I enjoy reading Icelandic sagas and the really good part of going to Iceland in 2016 was going to Thingvelir. It’s the actual Rift Valley where Europe and North America split. Geologically, I can’t think of anything cooler, but besides that it’s the place where, for two weeks in summer, all the Icelandic vikings met once a year to hold trials and make laws. In Njal’s Saga I read about this for the first time. The Vikings set up booths and adjudicated things and sold things and socialized. Imagine, having, essentially, two weeks a year to socialize but that was more or less true. Their “booths” were dug part way into the ground, built up with rocks and completed with skins and whatever else they had. Stuff was sold and traded, but most wonderful was the Althing, the meeting of their parliament and their court.
The basic code was that the parties in a law suit would abide by the decision, but judging (ha ha) from the sagas, that isn’t what always happened. The line between justice and revenge can be almost nonexistent. When an adjudication didn’t satisfy the complainants, chances were good that someone’s house would be burned down, his wife or daughter stolen, a spear thrust through his chest. Many were the methods for exactly justice in the wilds of medieval Iceland. Still, I think the Althing worked often enough that it didn’t stop trying. It is still in existence and met at Thingvellir until the 18th century.
This morning I got this from my Senator:
On January 6, 2021, Congress convened to fulfill its constitutional duty to certify the Electoral College results of the 2020 election. A day meant to affirm American democracy instead turned into one of the darkest in our history. President Trump’s incitement ended in a violent breach of the United States Capitol by his supporters. It was an assault on America’s commitment to democracy, the rule of law, and the peaceful transition of power.

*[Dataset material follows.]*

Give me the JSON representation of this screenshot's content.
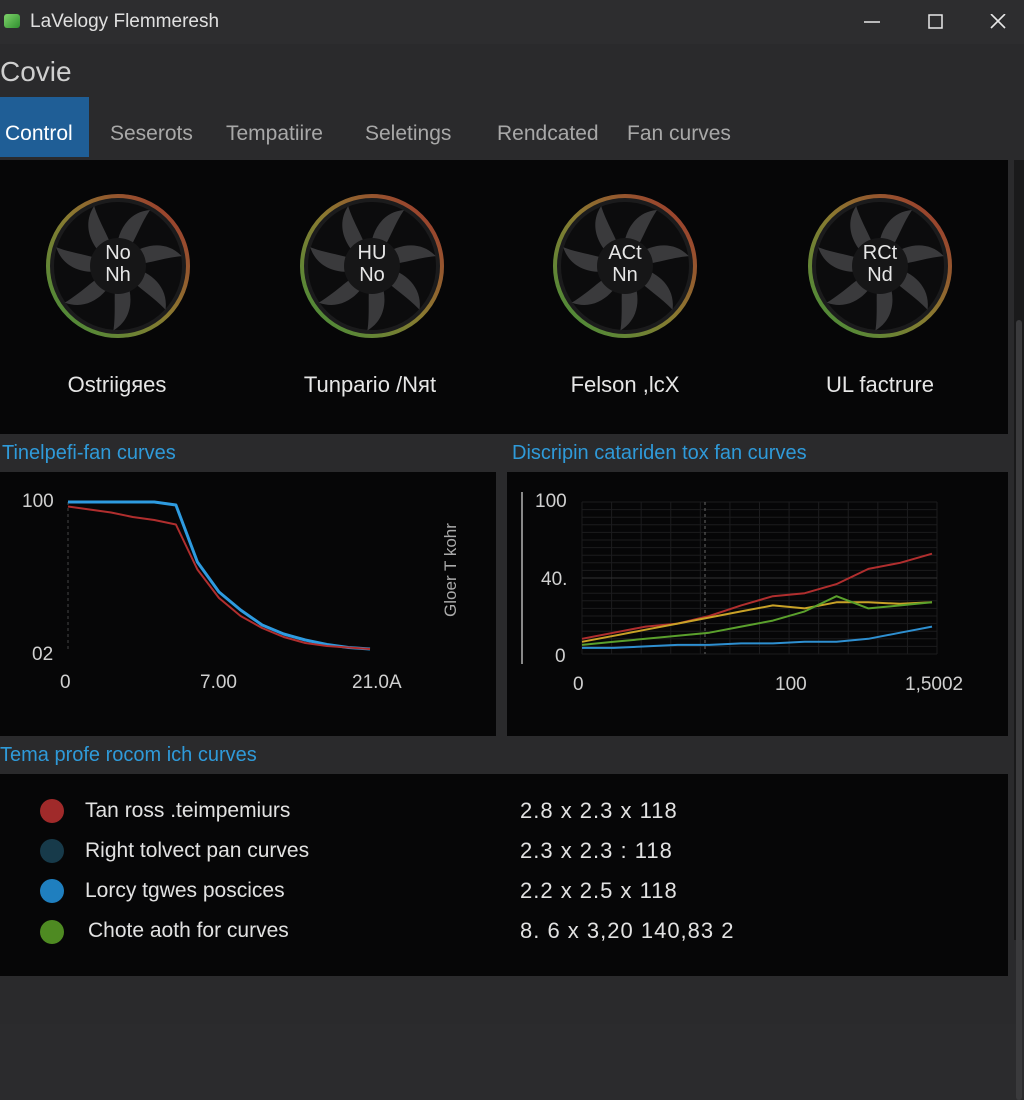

This attack on our Constitution cannot go unanswered. We must reject lawlessness and reassert the rule of law. We must repudiate authoritarianism and reclaim democracy. Those who organized and led the assault, those who followed them, and those who incited them – none should be beyond the reach of justice.
Last year, I voted to remove President Trump from office for his crimes against our republic. Since then, his unconstitutional wrongdoing has only grown worse…I will support any effort to impeach the president and uphold the rule of law – including steps beyond January 20, 2021, if required.Michael Bennett, Senator for Colorado
It’s interesting that almost ALL the sagas (those I’ve read, anyway) deal with this subject. Wrongs are done, or perceived, and taken to the Althing for adjudication by a democratically chosen judge. The case is presented, evidence and testimonies given, and a verdict is rendered. If everything is satisfactory to both parties, fines are paid and life goes on. But, in that case, there’s no saga. It’s only when the parties return home without feeling satisfied that a saga emerges. The plaintiffs expect the worst and the defendants (or vice versa depending on the story) vow to exact REAL justice. The exacting of that “real justice” is the basis for the stories. I cannot right now think of a single story in which the Althing did not judge correctly, and the “justice” exacted post-Althing was always vengeance, often motivated by greed, lust, envy or a muddled combination of the three.
Violence in the Icelandic Sagas is wild, colorful, creative. Their culture was partly a raiding culture which meant there were plenty of opportunities for people to be grieved. The descriptions are amazing — grieved parties waiting for winter when the bay would be frozen and they can ride across it to their enemy’s farm and set it on fire. Having been in Iceland, staying in a house on one bay when everything else was on another bay, I get that. By car it was a couple hours drive. By horse? That would be a complicated journey of at least few days giving the soon-to-be-injured party plenty of opportunity to evade attack or stage an attack themselves. And, as it happened, there was more cover in Iceland in winter than in summer.
The problem with civilization is that people are not peaceful by nature. Anger is part of who we are and it’s kind of addictive. I think we humans look around for justifications to feed that emotion and keep it alive. A law and order society — a real one — will never satisfy that part of humanity. I think there have always been these two competing strands in human nature; one seeking a peaceful life of rule and cooperation and another ready to kill for what it wants or to satisfy a burning grievance.